* **Problem statement**
The answer must be every line of the records below that contains the word "antall".

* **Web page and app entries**

########################################

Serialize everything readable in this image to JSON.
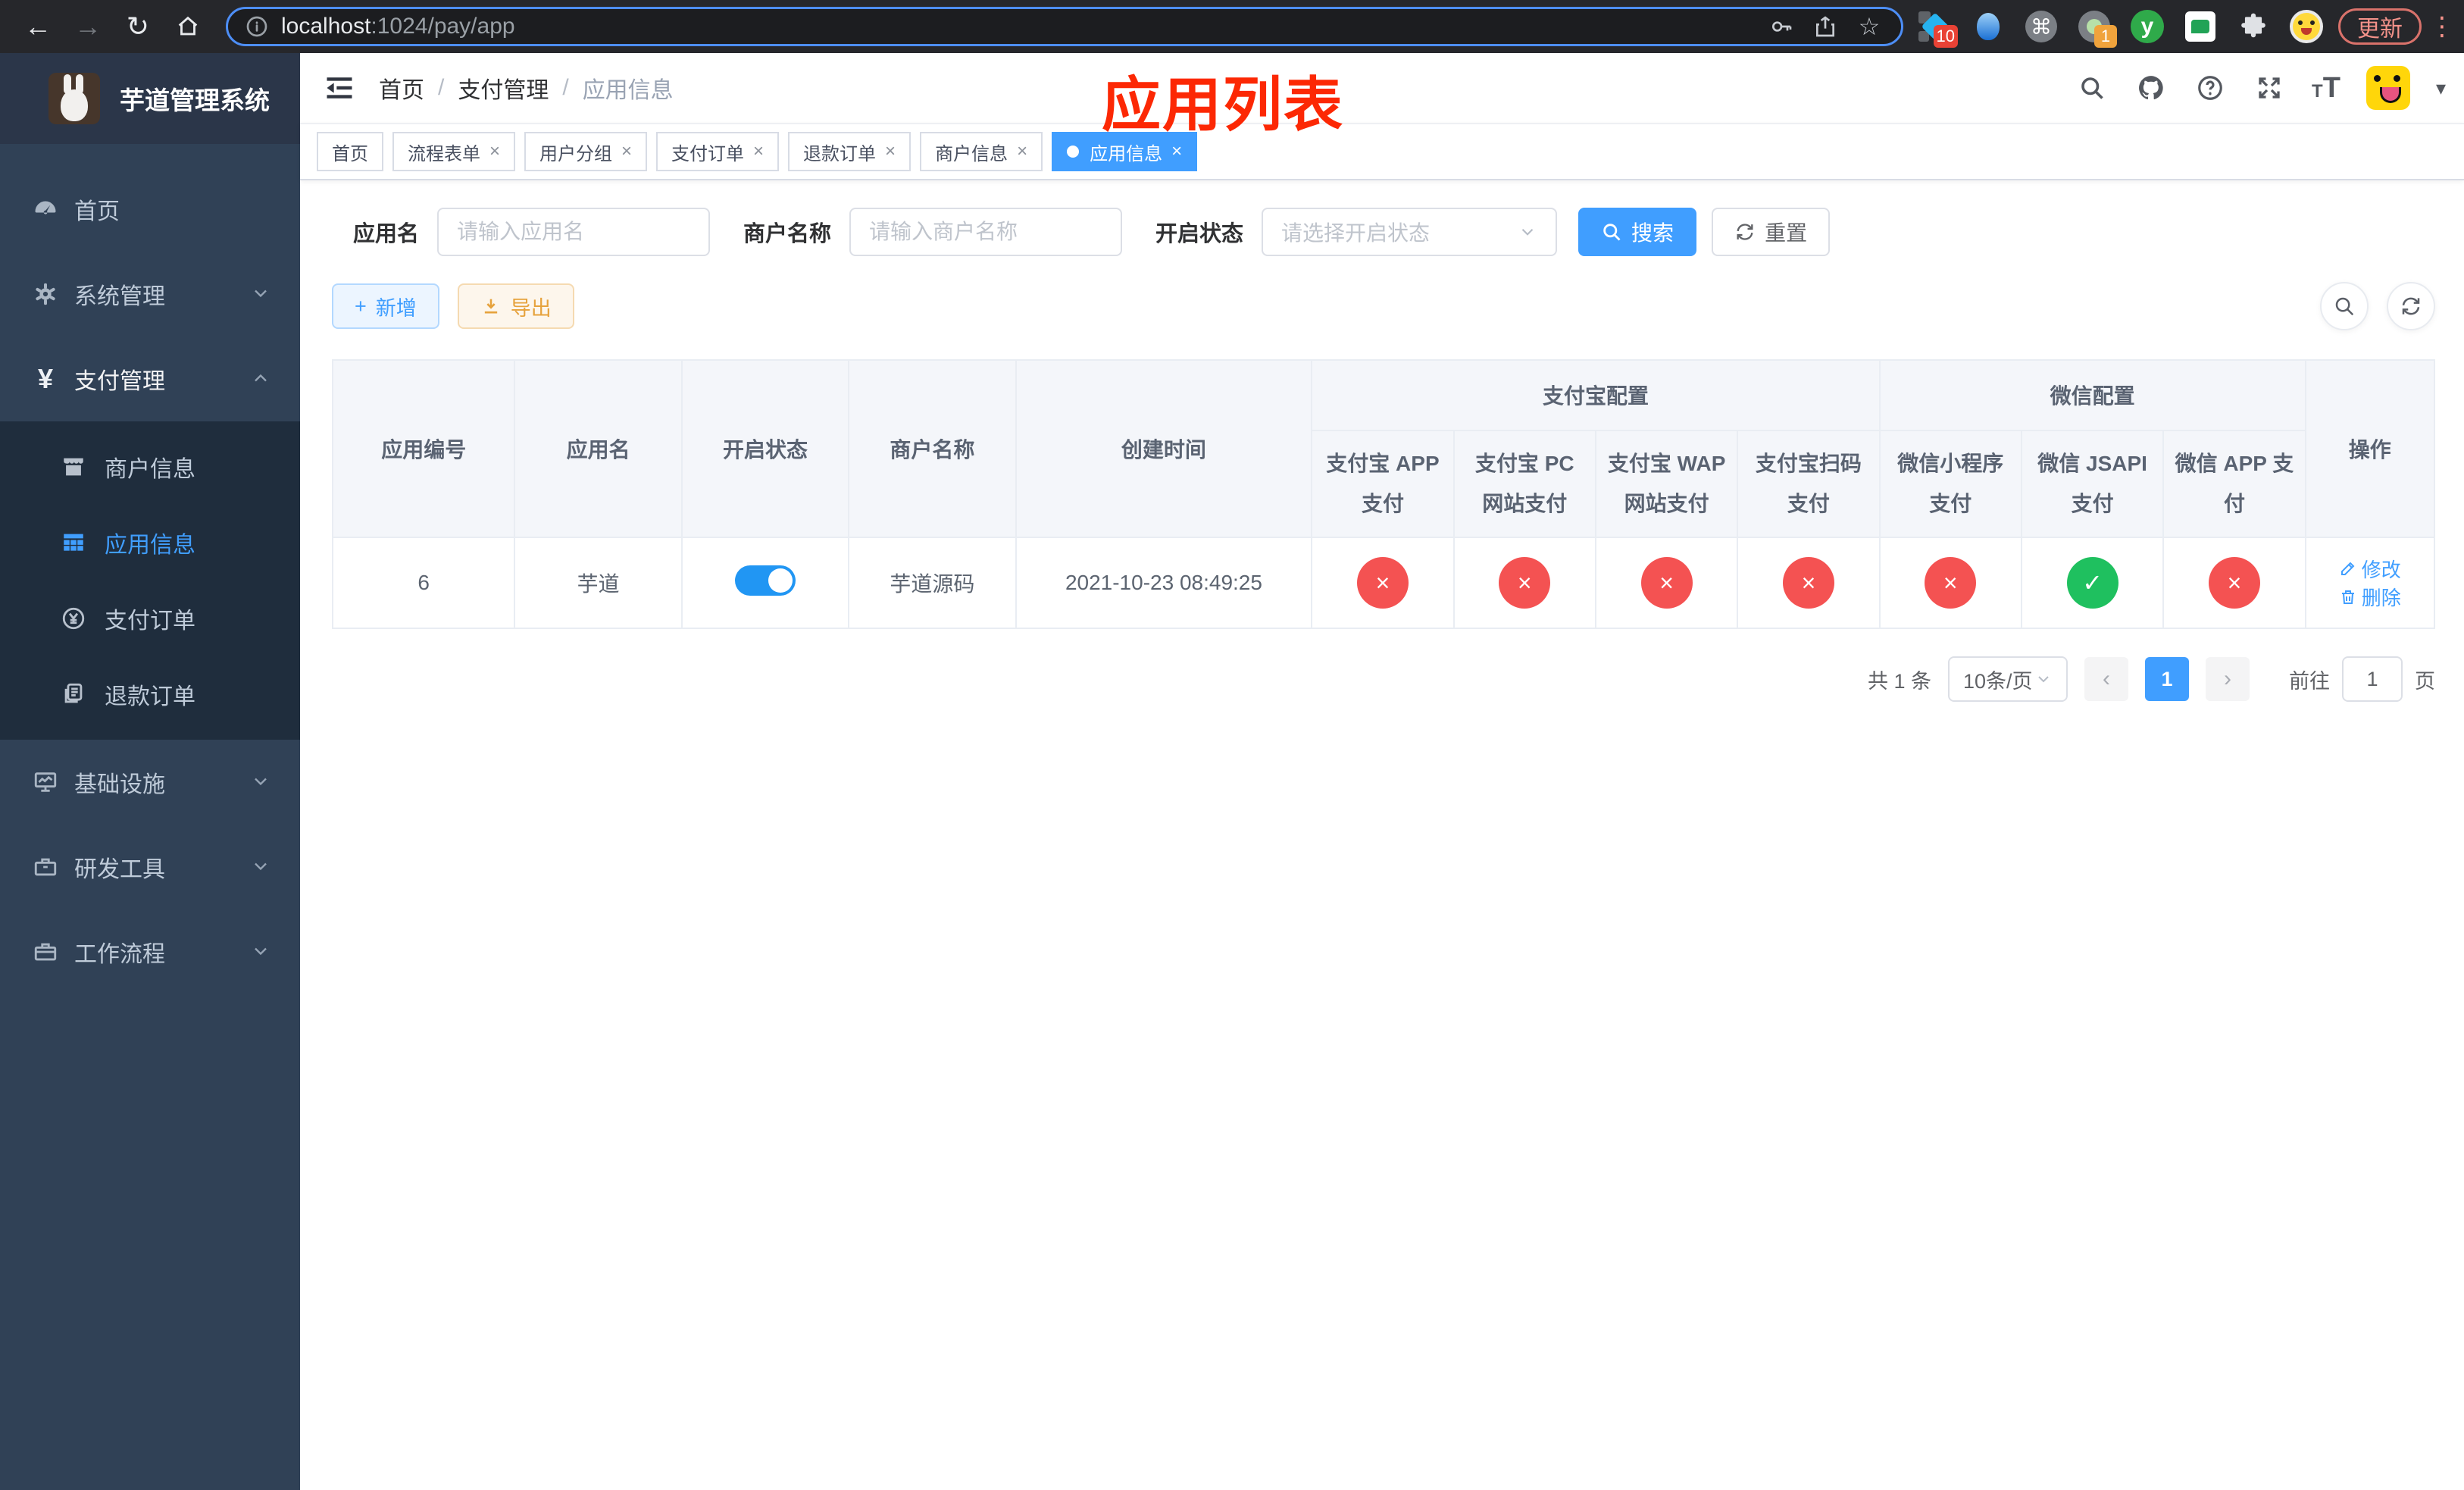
{
  "browser": {
    "url_host": "localhost",
    "url_rest": ":1024/pay/app",
    "ext_badge_1": "10",
    "ext_badge_2": "1",
    "y_logo": "y",
    "update_label": "更新"
  },
  "sidebar": {
    "title": "芋道管理系统",
    "items": [
      {
        "label": "首页"
      },
      {
        "label": "系统管理"
      },
      {
        "label": "支付管理"
      },
      {
        "label": "基础设施"
      },
      {
        "label": "研发工具"
      },
      {
        "label": "工作流程"
      }
    ],
    "submenu": [
      {
        "label": "商户信息"
      },
      {
        "label": "应用信息"
      },
      {
        "label": "支付订单"
      },
      {
        "label": "退款订单"
      }
    ]
  },
  "header": {
    "breadcrumb": [
      "首页",
      "支付管理",
      "应用信息"
    ],
    "annotation": "应用列表"
  },
  "tabs": [
    {
      "label": "首页"
    },
    {
      "label": "流程表单"
    },
    {
      "label": "用户分组"
    },
    {
      "label": "支付订单"
    },
    {
      "label": "退款订单"
    },
    {
      "label": "商户信息"
    },
    {
      "label": "应用信息"
    }
  ],
  "filters": {
    "app_name_label": "应用名",
    "app_name_placeholder": "请输入应用名",
    "merchant_label": "商户名称",
    "merchant_placeholder": "请输入商户名称",
    "status_label": "开启状态",
    "status_placeholder": "请选择开启状态",
    "search_label": "搜索",
    "reset_label": "重置"
  },
  "actions": {
    "add_label": "新增",
    "export_label": "导出"
  },
  "table": {
    "columns": {
      "app_id": "应用编号",
      "app_name": "应用名",
      "status": "开启状态",
      "merchant": "商户名称",
      "created": "创建时间",
      "alipay_group": "支付宝配置",
      "wechat_group": "微信配置",
      "op": "操作",
      "alipay_cols": [
        "支付宝 APP 支付",
        "支付宝 PC 网站支付",
        "支付宝 WAP 网站支付",
        "支付宝扫码支付"
      ],
      "wechat_cols": [
        "微信小程序支付",
        "微信 JSAPI 支付",
        "微信 APP 支付"
      ]
    },
    "row": {
      "app_id": "6",
      "app_name": "芋道",
      "enabled": true,
      "merchant": "芋道源码",
      "created": "2021-10-23 08:49:25",
      "pay_status": [
        false,
        false,
        false,
        false,
        false,
        true,
        false
      ],
      "edit_label": "修改",
      "delete_label": "删除"
    }
  },
  "pagination": {
    "total": "共 1 条",
    "page_size": "10条/页",
    "prev": "‹",
    "current": "1",
    "next": "›",
    "goto_label": "前往",
    "goto_value": "1",
    "page_suffix": "页"
  },
  "colors": {
    "accent": "#409eff",
    "danger": "#f45252",
    "success": "#1fc05f",
    "sidebar_bg": "#304156",
    "submenu_bg": "#1f2d3d",
    "annotation": "#fc2804"
  }
}
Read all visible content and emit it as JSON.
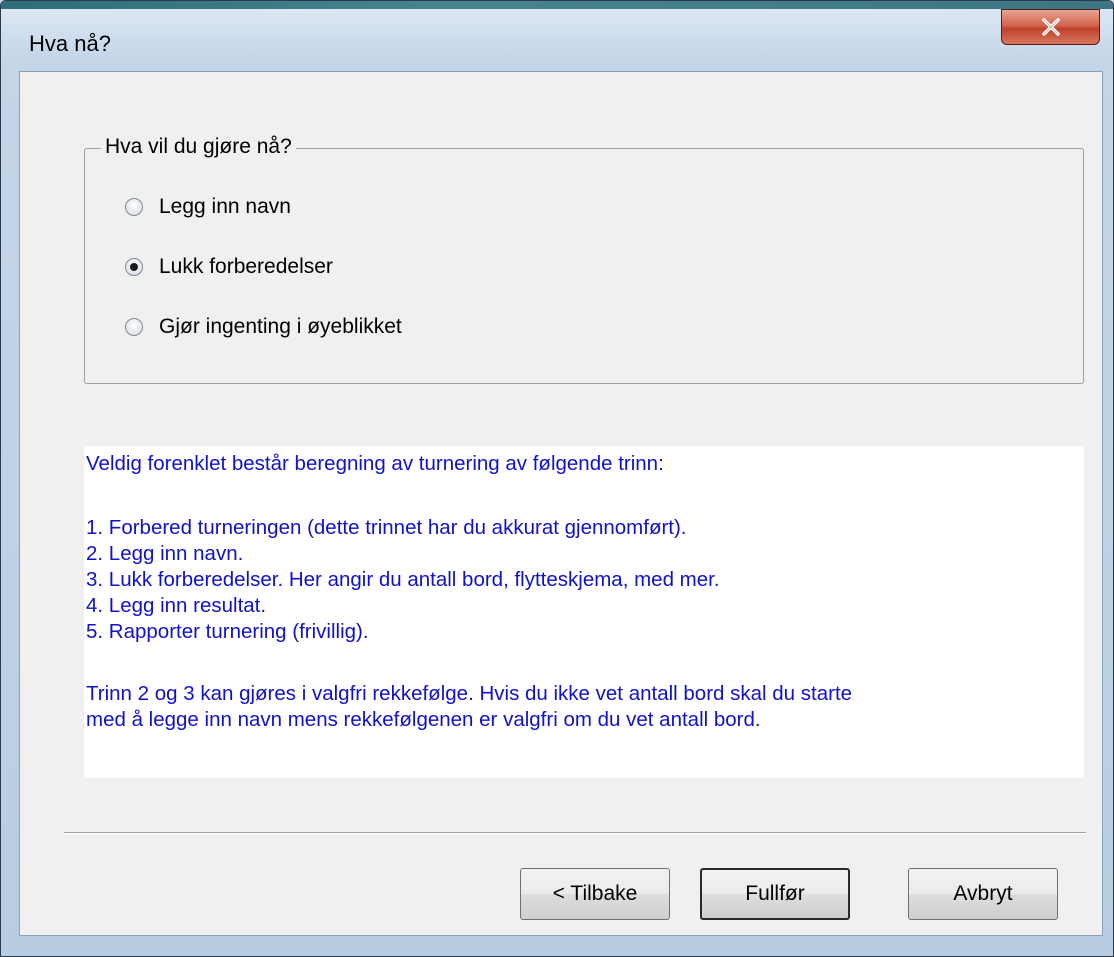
{
  "window": {
    "title": "Hva nå?",
    "close_glyph": "X"
  },
  "choice_group": {
    "legend": "Hva vil du gjøre nå?",
    "options": [
      {
        "label": "Legg inn navn",
        "selected": false
      },
      {
        "label": "Lukk forberedelser",
        "selected": true
      },
      {
        "label": "Gjør ingenting i øyeblikket",
        "selected": false
      }
    ]
  },
  "info": {
    "lines": [
      "Veldig forenklet består beregning av turnering av følgende trinn:",
      "1. Forbered turneringen (dette trinnet har du akkurat gjennomført).",
      "2. Legg inn navn.",
      "3. Lukk forberedelser. Her angir du antall bord, flytteskjema, med mer.",
      "4. Legg inn resultat.",
      "5. Rapporter turnering (frivillig).",
      "Trinn 2 og 3 kan gjøres i valgfri rekkefølge. Hvis du ikke vet antall bord skal du starte",
      "med å legge inn navn mens rekkefølgenen er valgfri om du vet antall bord."
    ],
    "text_color": "#1111cc"
  },
  "buttons": {
    "back": "< Tilbake",
    "finish": "Fullfør",
    "cancel": "Avbryt"
  }
}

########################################

* **Solution for this problem**
      "3. Lukk forberedelser. Her angir du antall bord, flytteskjema, med mer.",
      "Trinn 2 og 3 kan gjøres i valgfri rekkefølge. Hvis du ikke vet antall bord skal du starte",
      "med å legge inn navn mens rekkefølgenen er valgfri om du vet antall bord."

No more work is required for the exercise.